But don't let the anodized metal guidance unit fool you into believing it's a JULI. As you can see, this is a museum displayed AIM-9P-5. The difference between a P-5 and a JULI is that the anodized metal extends all the way to the warhead section on a P-5 while the JULI stops just shy of the canard retainers.


  The AIM-9J/N/P was used by air forces from all over the world. Here are a few examples from as many of these countries as I could find. This is by no means a definitive list, but it should be enough to get you started.

The United States Air Force

These are inert CATM-9J/N/P's as you can tell from the blue band around the missile body. Another way to tell they are not live is the placard on the missile trailer does not display an explosive hazard sign.

The second Viper in the photo is carrying an CATM-9J/N/P

These are live AIM-9P-3's on a trailer above several AIM-7 Sparrows. Note the variation in color between the Sidewinders.

Live AIM-9J/N/P's.

A mixed load of CATM-9J/N/P and CATM-9L/M.

A bright blue CATM-9J/N/P on an F-104. Note the rollerons on the missile's rear wings have been removed.

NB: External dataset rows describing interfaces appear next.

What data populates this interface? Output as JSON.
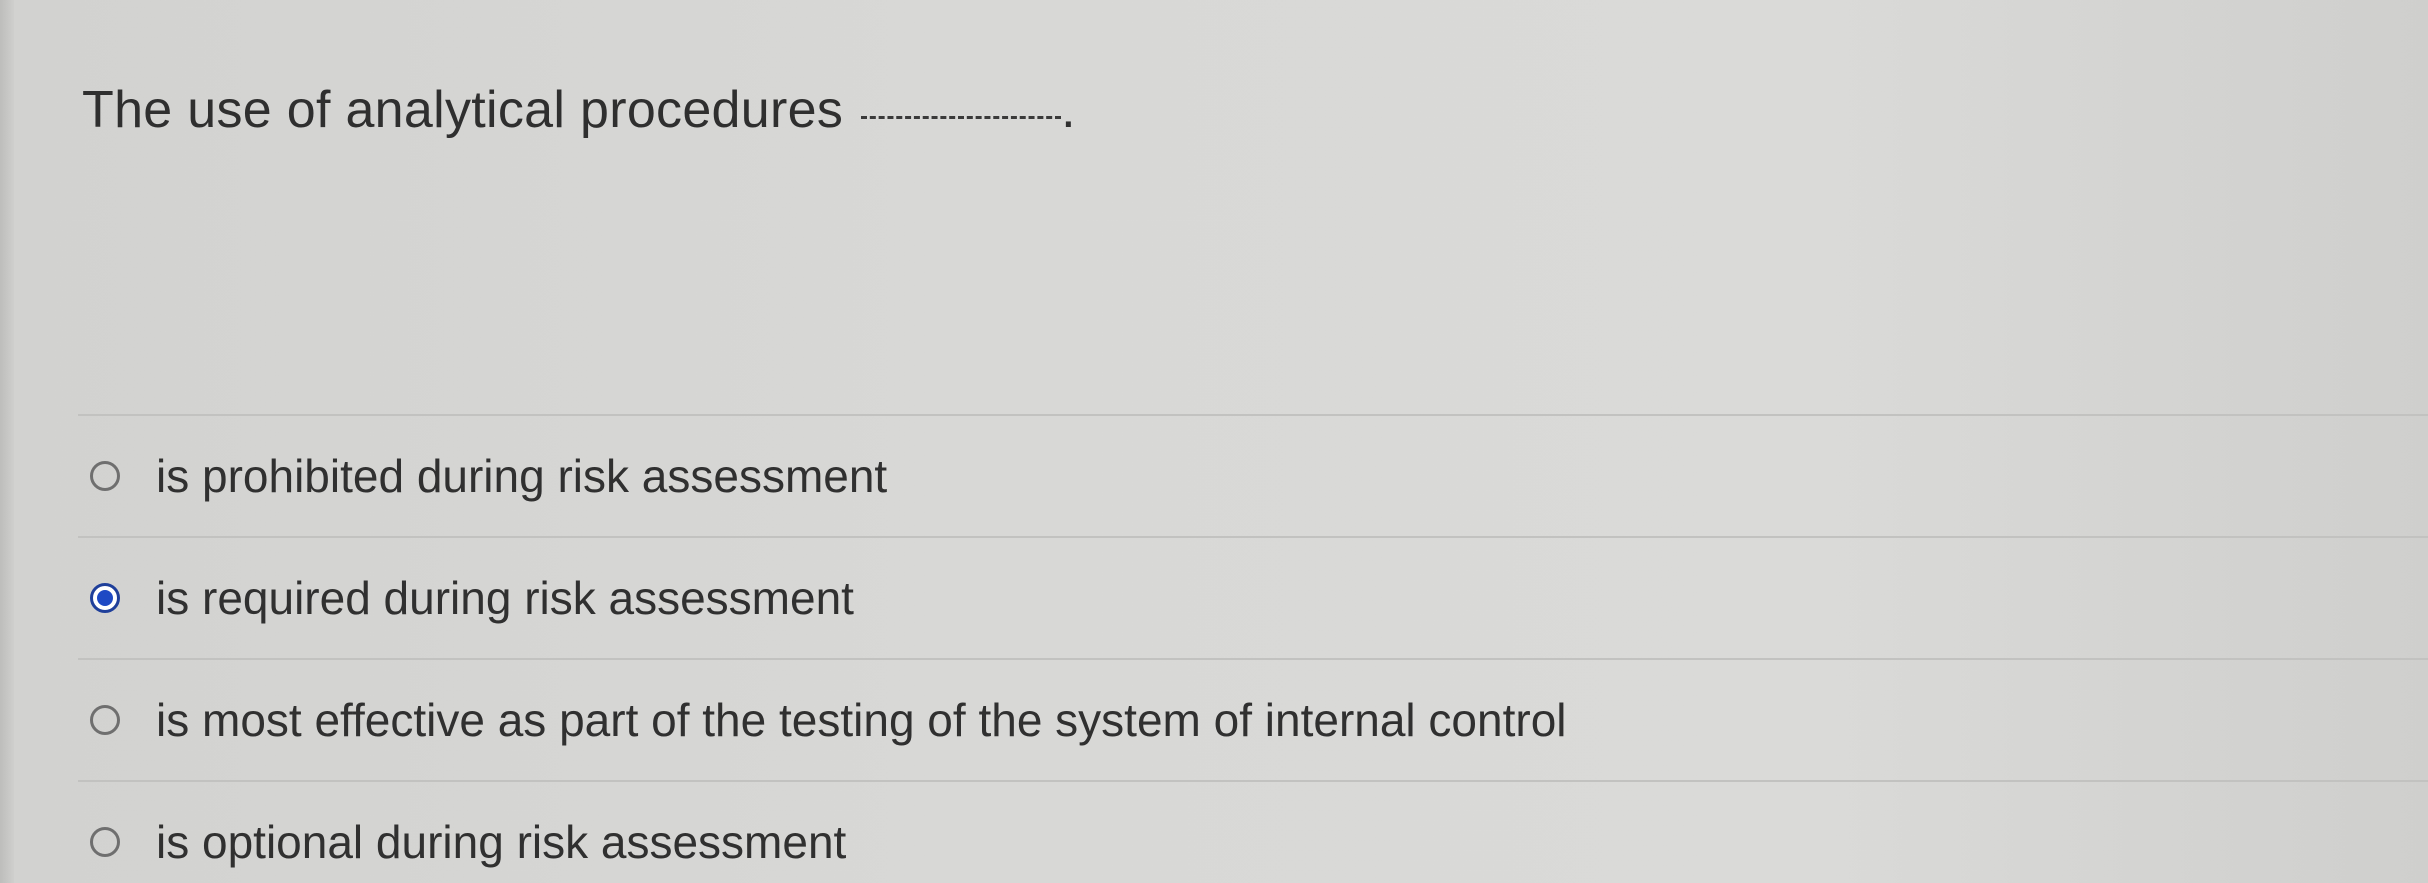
{
  "question": {
    "text": "The use of analytical procedures",
    "trailing": "."
  },
  "options": [
    {
      "label": "is prohibited during risk assessment",
      "selected": false
    },
    {
      "label": "is required during risk assessment",
      "selected": true
    },
    {
      "label": "is most effective as part of the testing of the system of internal control",
      "selected": false
    },
    {
      "label": "is optional during risk assessment",
      "selected": false
    }
  ],
  "colors": {
    "selected_radio": "#1e49c4",
    "text": "#303030"
  }
}
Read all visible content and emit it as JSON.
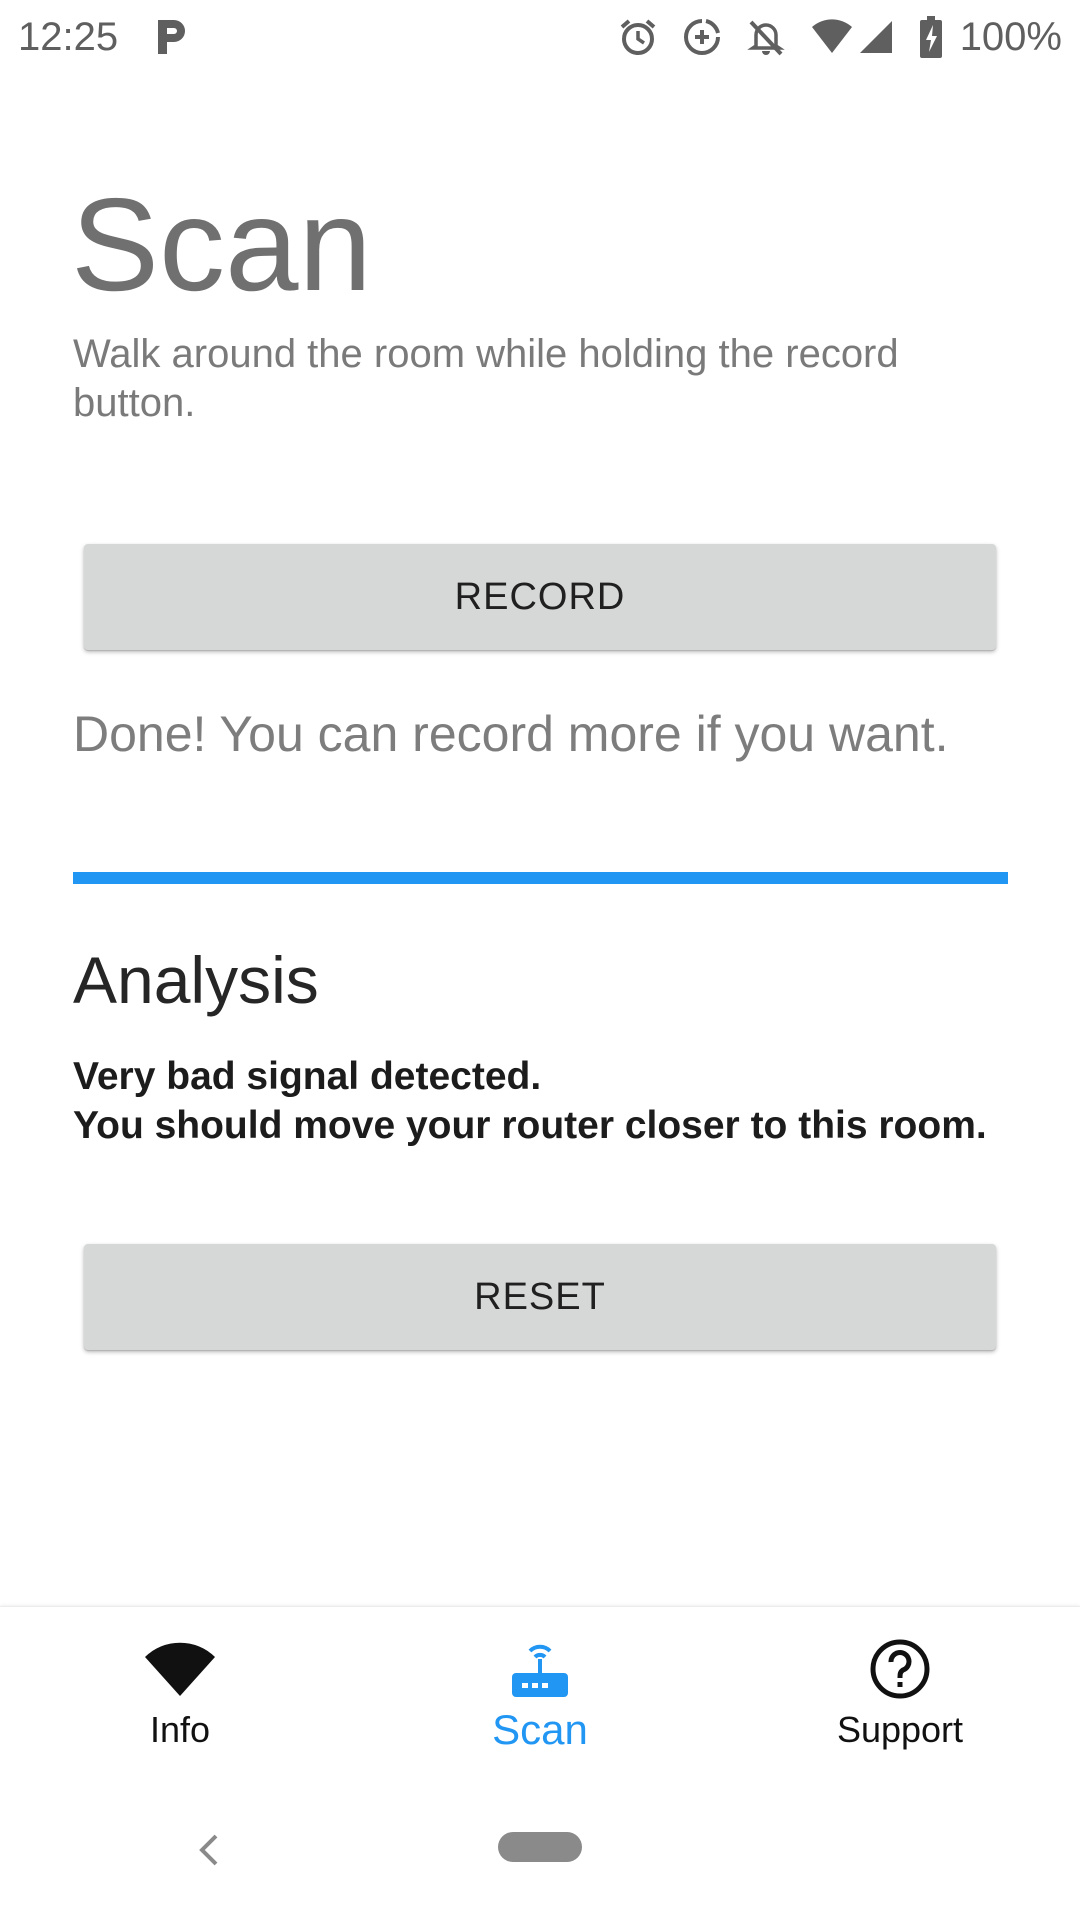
{
  "status_bar": {
    "time": "12:25",
    "battery_text": "100%",
    "icons": [
      "parking-icon",
      "alarm-icon",
      "data-saver-icon",
      "notifications-off-icon",
      "wifi-icon",
      "cell-signal-icon",
      "battery-charging-icon"
    ]
  },
  "scan": {
    "title": "Scan",
    "description": "Walk around the room while holding the record button.",
    "record_button": "RECORD",
    "status_message": "Done! You can record more if you want.",
    "progress": 1.0
  },
  "analysis": {
    "title": "Analysis",
    "result_line1": "Very bad signal detected.",
    "result_line2": "You should move your router closer to this room.",
    "reset_button": "RESET"
  },
  "bottom_nav": {
    "items": [
      {
        "label": "Info",
        "icon": "wifi-icon",
        "active": false
      },
      {
        "label": "Scan",
        "icon": "router-icon",
        "active": true
      },
      {
        "label": "Support",
        "icon": "help-circle-icon",
        "active": false
      }
    ]
  },
  "colors": {
    "accent": "#2196f3",
    "button_bg": "#d6d7d7",
    "title_gray": "#707070"
  }
}
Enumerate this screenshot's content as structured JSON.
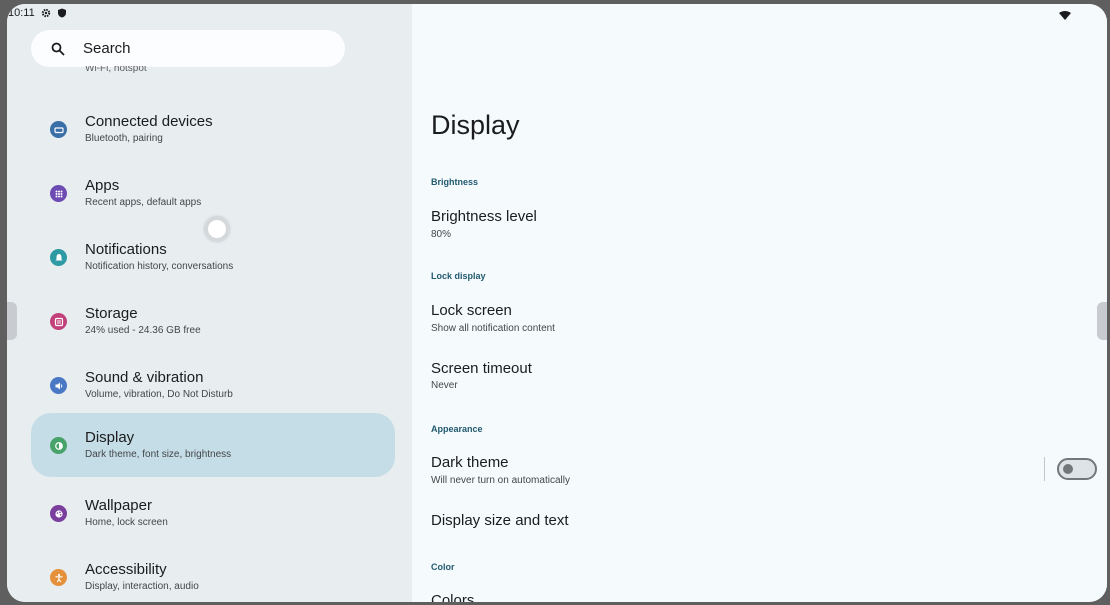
{
  "status_bar": {
    "time": "10:11",
    "icons": [
      "gear-icon",
      "shield-icon"
    ],
    "right_icons": [
      "wifi-icon"
    ]
  },
  "search": {
    "label": "Search",
    "icon": "search-icon"
  },
  "clipped_above": "Wi-Fi, hotspot",
  "sidebar": {
    "items": [
      {
        "title": "Connected devices",
        "subtitle": "Bluetooth, pairing",
        "icon": "connected-devices-icon",
        "color": "#3b6fa8"
      },
      {
        "title": "Apps",
        "subtitle": "Recent apps, default apps",
        "icon": "apps-icon",
        "color": "#6c4bb3"
      },
      {
        "title": "Notifications",
        "subtitle": "Notification history, conversations",
        "icon": "bell-icon",
        "color": "#2e9aa3"
      },
      {
        "title": "Storage",
        "subtitle": "24% used - 24.36 GB free",
        "icon": "storage-icon",
        "color": "#c2417b"
      },
      {
        "title": "Sound & vibration",
        "subtitle": "Volume, vibration, Do Not Disturb",
        "icon": "volume-icon",
        "color": "#4a78c4"
      },
      {
        "title": "Display",
        "subtitle": "Dark theme, font size, brightness",
        "icon": "brightness-icon",
        "color": "#48a36a",
        "selected": true
      },
      {
        "title": "Wallpaper",
        "subtitle": "Home, lock screen",
        "icon": "palette-icon",
        "color": "#7a3e9d"
      },
      {
        "title": "Accessibility",
        "subtitle": "Display, interaction, audio",
        "icon": "accessibility-icon",
        "color": "#e5913b"
      }
    ]
  },
  "main": {
    "title": "Display",
    "sections": {
      "brightness": "Brightness",
      "lock_display": "Lock display",
      "appearance": "Appearance",
      "color": "Color"
    },
    "prefs": {
      "brightness_level": {
        "title": "Brightness level",
        "subtitle": "80%"
      },
      "lock_screen": {
        "title": "Lock screen",
        "subtitle": "Show all notification content"
      },
      "screen_timeout": {
        "title": "Screen timeout",
        "subtitle": "Never"
      },
      "dark_theme": {
        "title": "Dark theme",
        "subtitle": "Will never turn on automatically",
        "enabled": false
      },
      "display_size": {
        "title": "Display size and text"
      },
      "colors": {
        "title": "Colors"
      }
    }
  }
}
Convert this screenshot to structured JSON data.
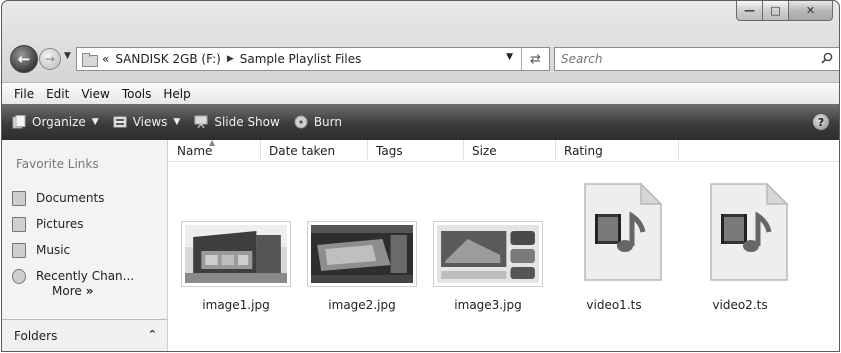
{
  "address": {
    "path_prefix": "«",
    "segments": [
      "SANDISK 2GB (F:)",
      "Sample Playlist Files"
    ],
    "search_placeholder": "Search"
  },
  "menu": [
    "File",
    "Edit",
    "View",
    "Tools",
    "Help"
  ],
  "commands": {
    "organize": "Organize",
    "views": "Views",
    "slideshow": "Slide Show",
    "burn": "Burn",
    "help": "?"
  },
  "sidebar": {
    "favorites_title": "Favorite Links",
    "items": [
      {
        "label": "Documents",
        "icon": "documents-icon"
      },
      {
        "label": "Pictures",
        "icon": "pictures-icon"
      },
      {
        "label": "Music",
        "icon": "music-icon"
      },
      {
        "label": "Recently Chan...",
        "icon": "recent-icon"
      }
    ],
    "more": "More",
    "more_glyph": "»",
    "folders": "Folders"
  },
  "columns": [
    "Name",
    "Date taken",
    "Tags",
    "Size",
    "Rating"
  ],
  "files": [
    {
      "name": "image1.jpg",
      "type": "image"
    },
    {
      "name": "image2.jpg",
      "type": "image"
    },
    {
      "name": "image3.jpg",
      "type": "image"
    },
    {
      "name": "video1.ts",
      "type": "video"
    },
    {
      "name": "video2.ts",
      "type": "video"
    }
  ]
}
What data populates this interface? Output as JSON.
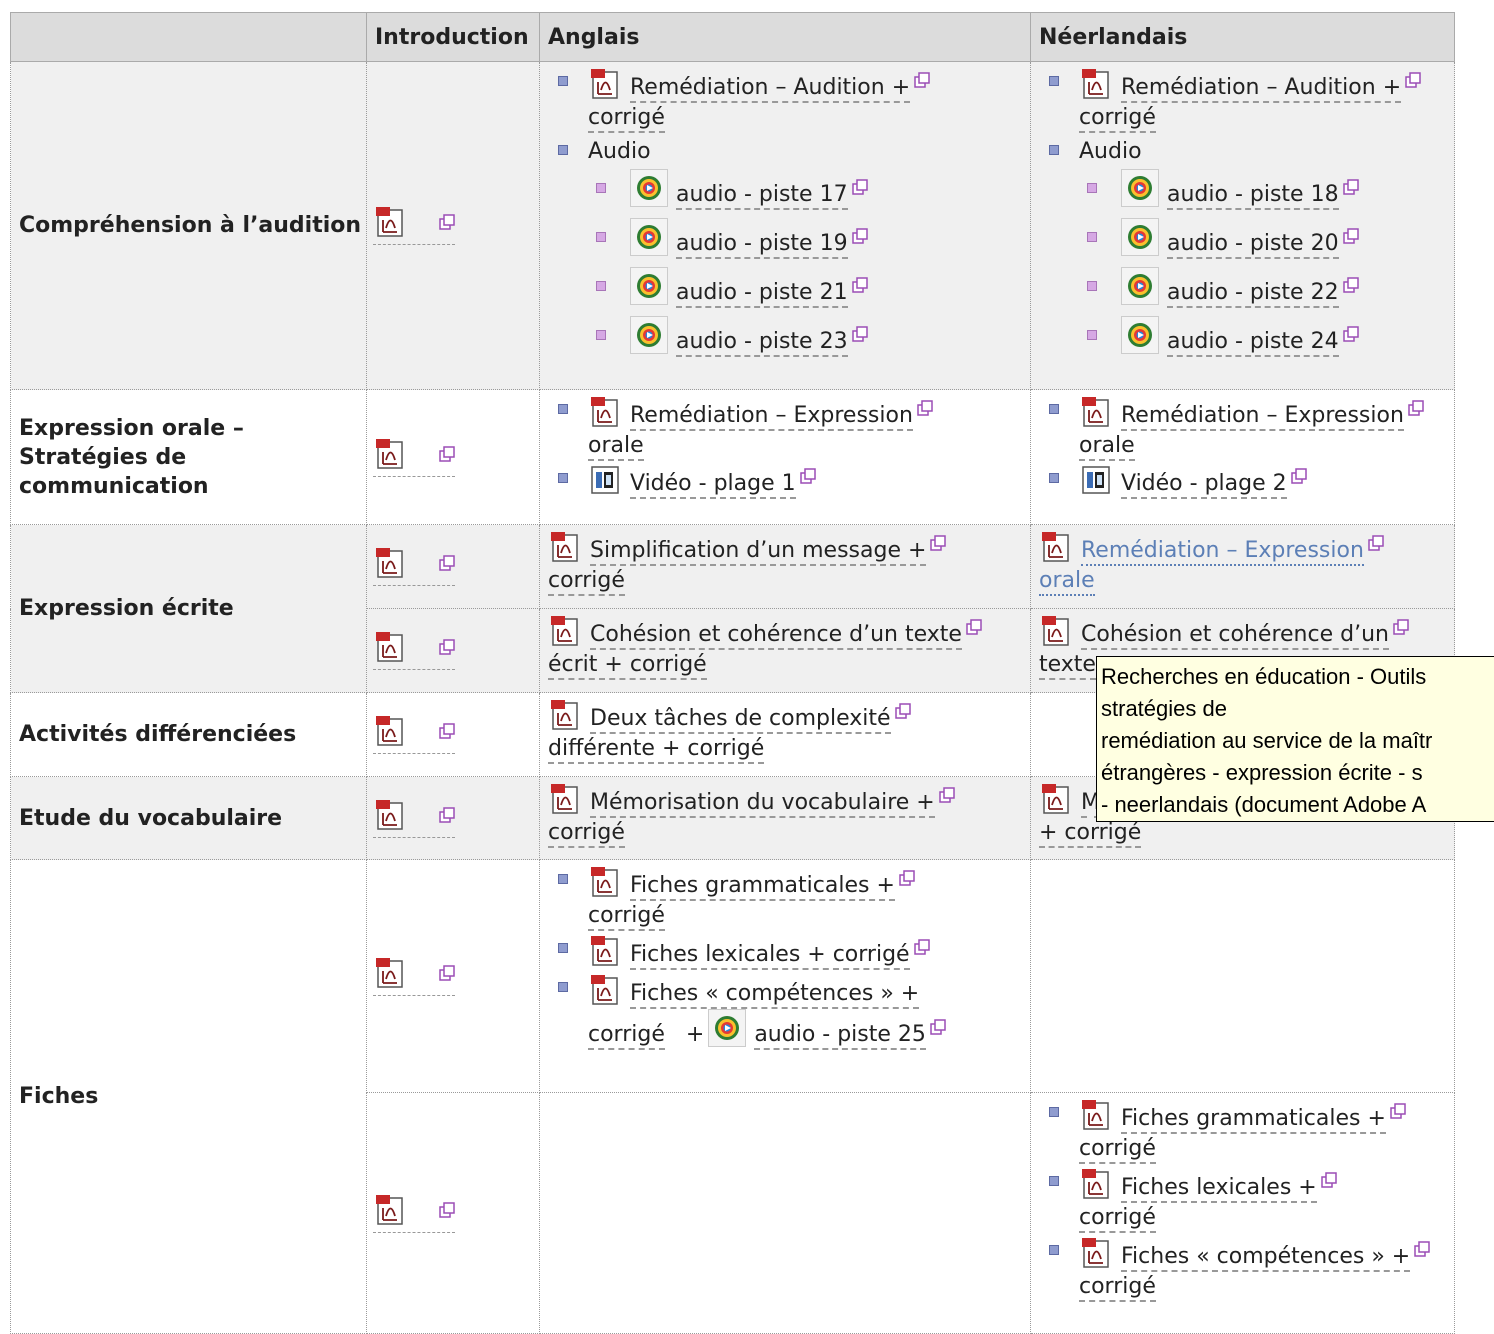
{
  "header": {
    "col_blank": "",
    "col_intro": "Introduction",
    "col_en": "Anglais",
    "col_nl": "Néerlandais"
  },
  "rows": {
    "audition": {
      "label": "Compréhension à l’audition",
      "en": {
        "doc_a": "Remédiation – Audition +",
        "doc_b": "corrigé",
        "audio_label": "Audio",
        "tracks": [
          "audio - piste 17",
          "audio - piste 19",
          "audio - piste 21",
          "audio - piste 23"
        ]
      },
      "nl": {
        "doc_a": "Remédiation – Audition +",
        "doc_b": "corrigé",
        "audio_label": "Audio",
        "tracks": [
          "audio - piste 18",
          "audio - piste 20",
          "audio - piste 22",
          "audio - piste 24"
        ]
      }
    },
    "orale": {
      "label_1": "Expression orale –",
      "label_2": "Stratégies de",
      "label_3": "communication",
      "en": {
        "doc_a": "Remédiation – Expression",
        "doc_b": "orale",
        "video": "Vidéo - plage 1"
      },
      "nl": {
        "doc_a": "Remédiation – Expression",
        "doc_b": "orale",
        "video": "Vidéo - plage 2"
      }
    },
    "ecrite": {
      "label": "Expression écrite",
      "en1": {
        "a": "Simplification d’un message +",
        "b": "corrigé"
      },
      "nl1": {
        "a": "Remédiation – Expression",
        "b": "orale"
      },
      "en2": {
        "a": "Cohésion et cohérence d’un texte",
        "b": "écrit + corrigé"
      },
      "nl2": {
        "a": "Cohésion et cohérence d’un",
        "b": "texte"
      }
    },
    "diff": {
      "label": "Activités différenciées",
      "en": {
        "a": "Deux tâches de complexité",
        "b": "différente + corrigé"
      }
    },
    "vocab": {
      "label": "Etude du vocabulaire",
      "en": {
        "a": "Mémorisation du vocabulaire +",
        "b": "corrigé"
      },
      "nl": {
        "a": "M",
        "b": "+ corrigé"
      }
    },
    "fiches": {
      "label": "Fiches",
      "en": {
        "gram_a": "Fiches grammaticales +",
        "gram_b": "corrigé",
        "lex": "Fiches lexicales + corrigé",
        "comp_a": "Fiches « compétences » +",
        "comp_b": "corrigé",
        "comp_plus": "+",
        "audio": "audio - piste 25"
      },
      "nl": {
        "gram_a": "Fiches grammaticales +",
        "gram_b": "corrigé",
        "lex_a": "Fiches lexicales +",
        "lex_b": "corrigé",
        "comp_a": "Fiches « compétences » +",
        "comp_b": "corrigé"
      }
    }
  },
  "tooltip": {
    "line1": "Recherches en éducation - Outils",
    "line2": "stratégies de",
    "line3": "remédiation au service de la maîtr",
    "line4": "étrangères - expression écrite - s",
    "line5": "- neerlandais (document Adobe A"
  },
  "icons": {
    "pdf": "pdf-icon",
    "audio": "audio-file-icon",
    "video": "video-file-icon",
    "external": "new-window-icon"
  }
}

AIM-9J/N/P on an F-111.

F-4 out of Udorn with AIM-9J's.

356th TFS A-7 with a live load, including an AIM-9J/N/P,

A CATM-9J/N/P on station 1 off set by a CATM-9L on station 9.

A similar load to the one above.


Likely AIM-9P-4 or P-5 Sidewinders on a Draken.

A set of AIM-9P-4 or P-5 Sidewinders near an Austrian F-5E.

A colorful Austrian example.







AIM-9J/N/P on a HAF Mirage F.1.

Probably an AIM-9P.

AIM-9P next to an AIM-9L.



Though this AIM-9J/N/P is painted in live colors, it is not a live missile. There are no rollerons on the aft wings.

  They likely would have been loaded on their F-4 Phantoms as well, however, I could not find a photo example of one.


Presumably the AIM-9J series was carried on their F-15A's as well, but I could not find photo evidence to share here.






Yellow markings indicate a live AIM-9J/N/P on this Mexican F-5E.


Sometimes you must look hard for the references. In this case, our subject is just barely visible on the other side of the closest F-5E.



The CATM-9J/N/P is just visible on the left wingtip.




Republic of China

Republic of Korea

Saudi Arabia



A colorful CATM-9JULI on a Spanish F-18.

Another CATM-9JULI. This time its on a Spanish Mirage F.1.

Spanish Navy Harrier with inert AIM-9J/N/P.


Swedish Draken with inert Rb24J's.


The Swiss seem to have the most diversely colored collection of Sidewinders and the best references for live AIM-9P's. 

This is likely an AIM-9P-4 or 5, not a JULI.

A better look at an AIM-9P-4 or 5.




For Your Kit

  If your model does not include a set of AIM-9J/N/P's to complete the look you are after, Eduard Model Accessories has released two sets to meet your needs - one in 1/72, the other in 1/48.

  I hope you gleaned some valuable information from this lengthy study that you can put to good use for your next project. If you have any photo references you think would be a beneficial addition to this post, please feel free to share them here or on my Facebook page. As always, thanks for reading!

Sources, Further Reading on Sidewinders

"Armaments Coproduction at a Crossroads - US Policy Options After the Cold War", Frans Nauta, April 1993
Military Power
Arboga Missile Museum
Designation Systems
Aus Air Power